-- Supplied information follows --
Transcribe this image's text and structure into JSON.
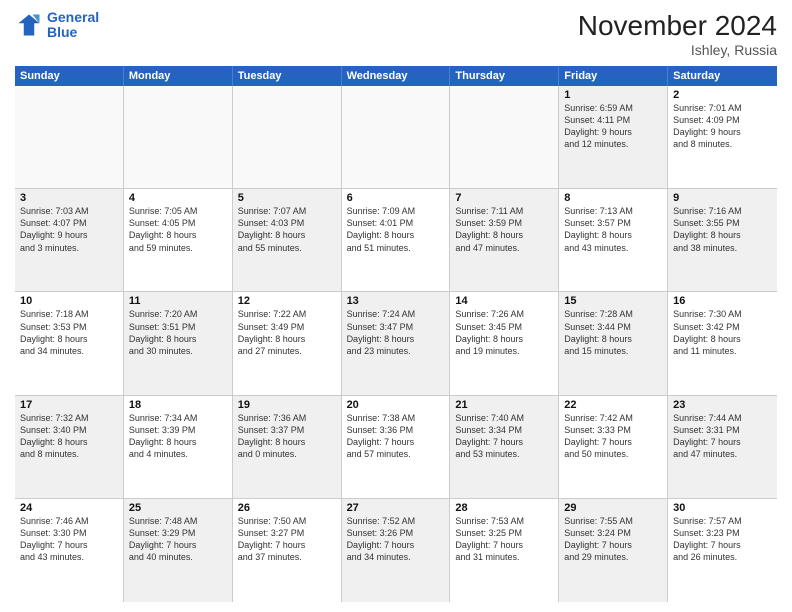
{
  "header": {
    "logo_line1": "General",
    "logo_line2": "Blue",
    "month_title": "November 2024",
    "location": "Ishley, Russia"
  },
  "weekdays": [
    "Sunday",
    "Monday",
    "Tuesday",
    "Wednesday",
    "Thursday",
    "Friday",
    "Saturday"
  ],
  "weeks": [
    [
      {
        "day": "",
        "text": "",
        "empty": true
      },
      {
        "day": "",
        "text": "",
        "empty": true
      },
      {
        "day": "",
        "text": "",
        "empty": true
      },
      {
        "day": "",
        "text": "",
        "empty": true
      },
      {
        "day": "",
        "text": "",
        "empty": true
      },
      {
        "day": "1",
        "text": "Sunrise: 6:59 AM\nSunset: 4:11 PM\nDaylight: 9 hours\nand 12 minutes.",
        "empty": false,
        "shaded": true
      },
      {
        "day": "2",
        "text": "Sunrise: 7:01 AM\nSunset: 4:09 PM\nDaylight: 9 hours\nand 8 minutes.",
        "empty": false,
        "shaded": false
      }
    ],
    [
      {
        "day": "3",
        "text": "Sunrise: 7:03 AM\nSunset: 4:07 PM\nDaylight: 9 hours\nand 3 minutes.",
        "empty": false,
        "shaded": true
      },
      {
        "day": "4",
        "text": "Sunrise: 7:05 AM\nSunset: 4:05 PM\nDaylight: 8 hours\nand 59 minutes.",
        "empty": false,
        "shaded": false
      },
      {
        "day": "5",
        "text": "Sunrise: 7:07 AM\nSunset: 4:03 PM\nDaylight: 8 hours\nand 55 minutes.",
        "empty": false,
        "shaded": true
      },
      {
        "day": "6",
        "text": "Sunrise: 7:09 AM\nSunset: 4:01 PM\nDaylight: 8 hours\nand 51 minutes.",
        "empty": false,
        "shaded": false
      },
      {
        "day": "7",
        "text": "Sunrise: 7:11 AM\nSunset: 3:59 PM\nDaylight: 8 hours\nand 47 minutes.",
        "empty": false,
        "shaded": true
      },
      {
        "day": "8",
        "text": "Sunrise: 7:13 AM\nSunset: 3:57 PM\nDaylight: 8 hours\nand 43 minutes.",
        "empty": false,
        "shaded": false
      },
      {
        "day": "9",
        "text": "Sunrise: 7:16 AM\nSunset: 3:55 PM\nDaylight: 8 hours\nand 38 minutes.",
        "empty": false,
        "shaded": true
      }
    ],
    [
      {
        "day": "10",
        "text": "Sunrise: 7:18 AM\nSunset: 3:53 PM\nDaylight: 8 hours\nand 34 minutes.",
        "empty": false,
        "shaded": false
      },
      {
        "day": "11",
        "text": "Sunrise: 7:20 AM\nSunset: 3:51 PM\nDaylight: 8 hours\nand 30 minutes.",
        "empty": false,
        "shaded": true
      },
      {
        "day": "12",
        "text": "Sunrise: 7:22 AM\nSunset: 3:49 PM\nDaylight: 8 hours\nand 27 minutes.",
        "empty": false,
        "shaded": false
      },
      {
        "day": "13",
        "text": "Sunrise: 7:24 AM\nSunset: 3:47 PM\nDaylight: 8 hours\nand 23 minutes.",
        "empty": false,
        "shaded": true
      },
      {
        "day": "14",
        "text": "Sunrise: 7:26 AM\nSunset: 3:45 PM\nDaylight: 8 hours\nand 19 minutes.",
        "empty": false,
        "shaded": false
      },
      {
        "day": "15",
        "text": "Sunrise: 7:28 AM\nSunset: 3:44 PM\nDaylight: 8 hours\nand 15 minutes.",
        "empty": false,
        "shaded": true
      },
      {
        "day": "16",
        "text": "Sunrise: 7:30 AM\nSunset: 3:42 PM\nDaylight: 8 hours\nand 11 minutes.",
        "empty": false,
        "shaded": false
      }
    ],
    [
      {
        "day": "17",
        "text": "Sunrise: 7:32 AM\nSunset: 3:40 PM\nDaylight: 8 hours\nand 8 minutes.",
        "empty": false,
        "shaded": true
      },
      {
        "day": "18",
        "text": "Sunrise: 7:34 AM\nSunset: 3:39 PM\nDaylight: 8 hours\nand 4 minutes.",
        "empty": false,
        "shaded": false
      },
      {
        "day": "19",
        "text": "Sunrise: 7:36 AM\nSunset: 3:37 PM\nDaylight: 8 hours\nand 0 minutes.",
        "empty": false,
        "shaded": true
      },
      {
        "day": "20",
        "text": "Sunrise: 7:38 AM\nSunset: 3:36 PM\nDaylight: 7 hours\nand 57 minutes.",
        "empty": false,
        "shaded": false
      },
      {
        "day": "21",
        "text": "Sunrise: 7:40 AM\nSunset: 3:34 PM\nDaylight: 7 hours\nand 53 minutes.",
        "empty": false,
        "shaded": true
      },
      {
        "day": "22",
        "text": "Sunrise: 7:42 AM\nSunset: 3:33 PM\nDaylight: 7 hours\nand 50 minutes.",
        "empty": false,
        "shaded": false
      },
      {
        "day": "23",
        "text": "Sunrise: 7:44 AM\nSunset: 3:31 PM\nDaylight: 7 hours\nand 47 minutes.",
        "empty": false,
        "shaded": true
      }
    ],
    [
      {
        "day": "24",
        "text": "Sunrise: 7:46 AM\nSunset: 3:30 PM\nDaylight: 7 hours\nand 43 minutes.",
        "empty": false,
        "shaded": false
      },
      {
        "day": "25",
        "text": "Sunrise: 7:48 AM\nSunset: 3:29 PM\nDaylight: 7 hours\nand 40 minutes.",
        "empty": false,
        "shaded": true
      },
      {
        "day": "26",
        "text": "Sunrise: 7:50 AM\nSunset: 3:27 PM\nDaylight: 7 hours\nand 37 minutes.",
        "empty": false,
        "shaded": false
      },
      {
        "day": "27",
        "text": "Sunrise: 7:52 AM\nSunset: 3:26 PM\nDaylight: 7 hours\nand 34 minutes.",
        "empty": false,
        "shaded": true
      },
      {
        "day": "28",
        "text": "Sunrise: 7:53 AM\nSunset: 3:25 PM\nDaylight: 7 hours\nand 31 minutes.",
        "empty": false,
        "shaded": false
      },
      {
        "day": "29",
        "text": "Sunrise: 7:55 AM\nSunset: 3:24 PM\nDaylight: 7 hours\nand 29 minutes.",
        "empty": false,
        "shaded": true
      },
      {
        "day": "30",
        "text": "Sunrise: 7:57 AM\nSunset: 3:23 PM\nDaylight: 7 hours\nand 26 minutes.",
        "empty": false,
        "shaded": false
      }
    ]
  ]
}
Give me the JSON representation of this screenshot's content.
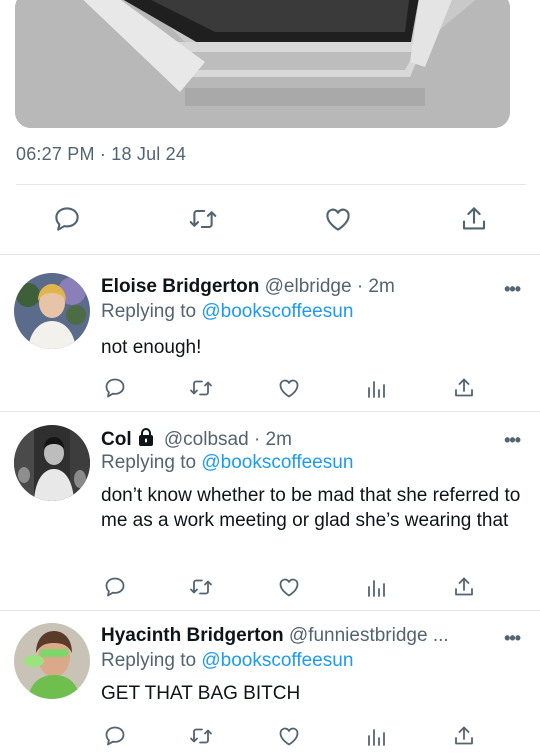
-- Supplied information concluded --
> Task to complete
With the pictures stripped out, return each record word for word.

> Answer to this problem
Transcribe this image's text and structure into JSON.
{
  "header": {
    "logo_line1": "General",
    "logo_line2": "Blue",
    "month_title": "November 2024",
    "location": "Ishley, Russia"
  },
  "weekdays": [
    "Sunday",
    "Monday",
    "Tuesday",
    "Wednesday",
    "Thursday",
    "Friday",
    "Saturday"
  ],
  "weeks": [
    [
      {
        "day": "",
        "text": "",
        "empty": true
      },
      {
        "day": "",
        "text": "",
        "empty": true
      },
      {
        "day": "",
        "text": "",
        "empty": true
      },
      {
        "day": "",
        "text": "",
        "empty": true
      },
      {
        "day": "",
        "text": "",
        "empty": true
      },
      {
        "day": "1",
        "text": "Sunrise: 6:59 AM\nSunset: 4:11 PM\nDaylight: 9 hours\nand 12 minutes.",
        "empty": false,
        "shaded": true
      },
      {
        "day": "2",
        "text": "Sunrise: 7:01 AM\nSunset: 4:09 PM\nDaylight: 9 hours\nand 8 minutes.",
        "empty": false,
        "shaded": false
      }
    ],
    [
      {
        "day": "3",
        "text": "Sunrise: 7:03 AM\nSunset: 4:07 PM\nDaylight: 9 hours\nand 3 minutes.",
        "empty": false,
        "shaded": true
      },
      {
        "day": "4",
        "text": "Sunrise: 7:05 AM\nSunset: 4:05 PM\nDaylight: 8 hours\nand 59 minutes.",
        "empty": false,
        "shaded": false
      },
      {
        "day": "5",
        "text": "Sunrise: 7:07 AM\nSunset: 4:03 PM\nDaylight: 8 hours\nand 55 minutes.",
        "empty": false,
        "shaded": true
      },
      {
        "day": "6",
        "text": "Sunrise: 7:09 AM\nSunset: 4:01 PM\nDaylight: 8 hours\nand 51 minutes.",
        "empty": false,
        "shaded": false
      },
      {
        "day": "7",
        "text": "Sunrise: 7:11 AM\nSunset: 3:59 PM\nDaylight: 8 hours\nand 47 minutes.",
        "empty": false,
        "shaded": true
      },
      {
        "day": "8",
        "text": "Sunrise: 7:13 AM\nSunset: 3:57 PM\nDaylight: 8 hours\nand 43 minutes.",
        "empty": false,
        "shaded": false
      },
      {
        "day": "9",
        "text": "Sunrise: 7:16 AM\nSunset: 3:55 PM\nDaylight: 8 hours\nand 38 minutes.",
        "empty": false,
        "shaded": true
      }
    ],
    [
      {
        "day": "10",
        "text": "Sunrise: 7:18 AM\nSunset: 3:53 PM\nDaylight: 8 hours\nand 34 minutes.",
        "empty": false,
        "shaded": false
      },
      {
        "day": "11",
        "text": "Sunrise: 7:20 AM\nSunset: 3:51 PM\nDaylight: 8 hours\nand 30 minutes.",
        "empty": false,
        "shaded": true
      },
      {
        "day": "12",
        "text": "Sunrise: 7:22 AM\nSunset: 3:49 PM\nDaylight: 8 hours\nand 27 minutes.",
        "empty": false,
        "shaded": false
      },
      {
        "day": "13",
        "text": "Sunrise: 7:24 AM\nSunset: 3:47 PM\nDaylight: 8 hours\nand 23 minutes.",
        "empty": false,
        "shaded": true
      },
      {
        "day": "14",
        "text": "Sunrise: 7:26 AM\nSunset: 3:45 PM\nDaylight: 8 hours\nand 19 minutes.",
        "empty": false,
        "shaded": false
      },
      {
        "day": "15",
        "text": "Sunrise: 7:28 AM\nSunset: 3:44 PM\nDaylight: 8 hours\nand 15 minutes.",
        "empty": false,
        "shaded": true
      },
      {
        "day": "16",
        "text": "Sunrise: 7:30 AM\nSunset: 3:42 PM\nDaylight: 8 hours\nand 11 minutes.",
        "empty": false,
        "shaded": false
      }
    ],
    [
      {
        "day": "17",
        "text": "Sunrise: 7:32 AM\nSunset: 3:40 PM\nDaylight: 8 hours\nand 8 minutes.",
        "empty": false,
        "shaded": true
      },
      {
        "day": "18",
        "text": "Sunrise: 7:34 AM\nSunset: 3:39 PM\nDaylight: 8 hours\nand 4 minutes.",
        "empty": false,
        "shaded": false
      },
      {
        "day": "19",
        "text": "Sunrise: 7:36 AM\nSunset: 3:37 PM\nDaylight: 8 hours\nand 0 minutes.",
        "empty": false,
        "shaded": true
      },
      {
        "day": "20",
        "text": "Sunrise: 7:38 AM\nSunset: 3:36 PM\nDaylight: 7 hours\nand 57 minutes.",
        "empty": false,
        "shaded": false
      },
      {
        "day": "21",
        "text": "Sunrise: 7:40 AM\nSunset: 3:34 PM\nDaylight: 7 hours\nand 53 minutes.",
        "empty": false,
        "shaded": true
      },
      {
        "day": "22",
        "text": "Sunrise: 7:42 AM\nSunset: 3:33 PM\nDaylight: 7 hours\nand 50 minutes.",
        "empty": false,
        "shaded": false
      },
      {
        "day": "23",
        "text": "Sunrise: 7:44 AM\nSunset: 3:31 PM\nDaylight: 7 hours\nand 47 minutes.",
        "empty": false,
        "shaded": true
      }
    ],
    [
      {
        "day": "24",
        "text": "Sunrise: 7:46 AM\nSunset: 3:30 PM\nDaylight: 7 hours\nand 43 minutes.",
        "empty": false,
        "shaded": false
      },
      {
        "day": "25",
        "text": "Sunrise: 7:48 AM\nSunset: 3:29 PM\nDaylight: 7 hours\nand 40 minutes.",
        "empty": false,
        "shaded": true
      },
      {
        "day": "26",
        "text": "Sunrise: 7:50 AM\nSunset: 3:27 PM\nDaylight: 7 hours\nand 37 minutes.",
        "empty": false,
        "shaded": false
      },
      {
        "day": "27",
        "text": "Sunrise: 7:52 AM\nSunset: 3:26 PM\nDaylight: 7 hours\nand 34 minutes.",
        "empty": false,
        "shaded": true
      },
      {
        "day": "28",
        "text": "Sunrise: 7:53 AM\nSunset: 3:25 PM\nDaylight: 7 hours\nand 31 minutes.",
        "empty": false,
        "shaded": false
      },
      {
        "day": "29",
        "text": "Sunrise: 7:55 AM\nSunset: 3:24 PM\nDaylight: 7 hours\nand 29 minutes.",
        "empty": false,
        "shaded": true
      },
      {
        "day": "30",
        "text": "Sunrise: 7:57 AM\nSunset: 3:23 PM\nDaylight: 7 hours\nand 26 minutes.",
        "empty": false,
        "shaded": false
      }
    ]
  ]
}
Give me the JSON representation of this screenshot's content.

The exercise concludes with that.